There are very few moments in life where a single look can silence you. Good or bad these are few and far between but I can guarantee that they will stick with you forever and I am sure the memory of the moment I am about to write about will stick with me longer after everything else has gone fuzzy. A while back I posted this:
So I feel I should now explain.
Tap. Tap. Tap. I scrunched up my face and tried to ignore the incessant tapping on my forehead but it kept coming. Whatever was going on with Caroline, the girl I had spent 2 weeks sharing a tent and canoe with, she obviously wasn’t going to let it go. At this point we were a couple of weeks into the Canadian wilderness, still recovering from a nasty accident that had occurred the week before and surrounded by only trees and water for miles in any direction. As I’m sure you can all appreciate, at this point tempers were starting to fray and everyone would have benefitted from a good night sleep so when I felt the repetitive drumming on my forehead I was ready to give as good as I got.

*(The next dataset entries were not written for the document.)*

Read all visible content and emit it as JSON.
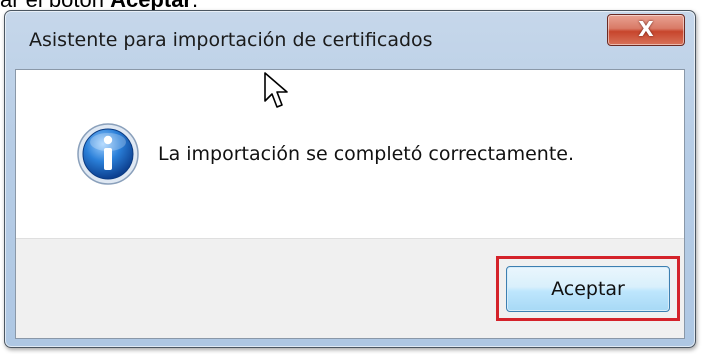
{
  "caption": {
    "prefix": "ar el botón ",
    "bold": "Aceptar",
    "suffix": "."
  },
  "dialog": {
    "title": "Asistente para importación de certificados",
    "close_label": "X",
    "message": "La importación se completó correctamente.",
    "icon": "info-icon",
    "accept_label": "Aceptar"
  },
  "colors": {
    "highlight": "#d4222a",
    "close_button": "#c7452c",
    "accept_button": "#bee6fd"
  }
}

Having been dragged head first into consciousness I snapped my eyes open ready (I will admit) with a torrent of abuse for the rude awakening. The look on Caroline’s face was enough to wipe all thoughts from my mind and plunge me into silence. Her face reflected pure terror and arguments I have been about to voice were lost immediately. Eyes wide she moved the finger she had been using to wake me to her lips and motioned for me to be quiet. Confused, I did as she asked. To this day I don’t know what had woken her because the rustling that could be heard outside the tent was barely audible at first. There was something outside and it was close. That evening we had chosen to pitch our tent on the edge of the group and were relatively close to the edge of the river (Yukon) we were canoeing. The snuffling moved closer to the water and further from the tent and for a couple of minutes we could hear lapping noises that were unmistakably the sound of something drinking. This went on for what seems like minutes but I suspect was a lot shorter. It was during this time at me and Caroline moved to the middle of the tent, curling ourselves up until we settled in the middle of the tent in what can only be described as the foetal position, and had a near silent conversation to establish whether either of us had slipped up and kept food in the tent. Caroline told in me hushed tones that she had apple juice and “did I think it would be a problem?”! Well, actually, yes I thought it could be but I dutifully shook my head and give her a look that I hoped was reassuring. It’s important to note that at this point we had no idea what was lurking outside as we had had fairly close encounters with moose, black bears and grizzly’s during the trip so far.
The noise moved closer and we once again we descended into silence. It’s then that the fun really started. The padding got closer and closer until it was drowned out by the creaking of our tent as it was pulled to one side, crushed as our mystery animal settled on its end. Whatever had taken a liking to our camp had decided that the end of our tent would be a perfect place to lie down. Caroline and I were now curled up in the middle of the tent with the fabric only inches above our heads. Neither of us dared move. We didn’t know what lay just inches away but we knew it was big and that was enough to keep us quiet. We lay there for what seemed like hours but was realistically no more than a couple of minutes before we heard a zip opening from one of the other tents. Another of the members of our group had also been woken by the noise and, having heard everything go quiet, had built up the courage to sneak a peek. All I heard was “it’s a bear. A grizzly”! A gasp from a third tent let us know that more people were aware of what was going on than we’d known and that maybe it was a more basic instinct that had woken us all rather than the noise, which must have been almost inaudible at the other end of the camp. Thankfully the increased activity seemed to have riled the bear and even more fortunately, it decided that the best course of action would be to move away. The tent righted itself and we could hear slow movement away and towards the tress. A few moments elapsed before we dared move but when we heard voices moving towards our tent we felt safe enough to get up and inspect the damage. The prints led from the trees, through the middle of camp and to the water. They then looped back and towards our tent where there was a large impression in the soft earth before more prints led back into the trees. A close call by anybody’s standards!
So, that’s how I came to be within touching distance of a grizzly with only the fabric of my tent between us! I will never understand why a bear would choose to wander through camp and choose that spot to drink, though I hope someone reading this might be able to offer an explanation, but I am glad it did. Yes it was scary but I would have it any other way. How many people can say they’ve been that close to a wild grizzly and walked away totally unharmed?!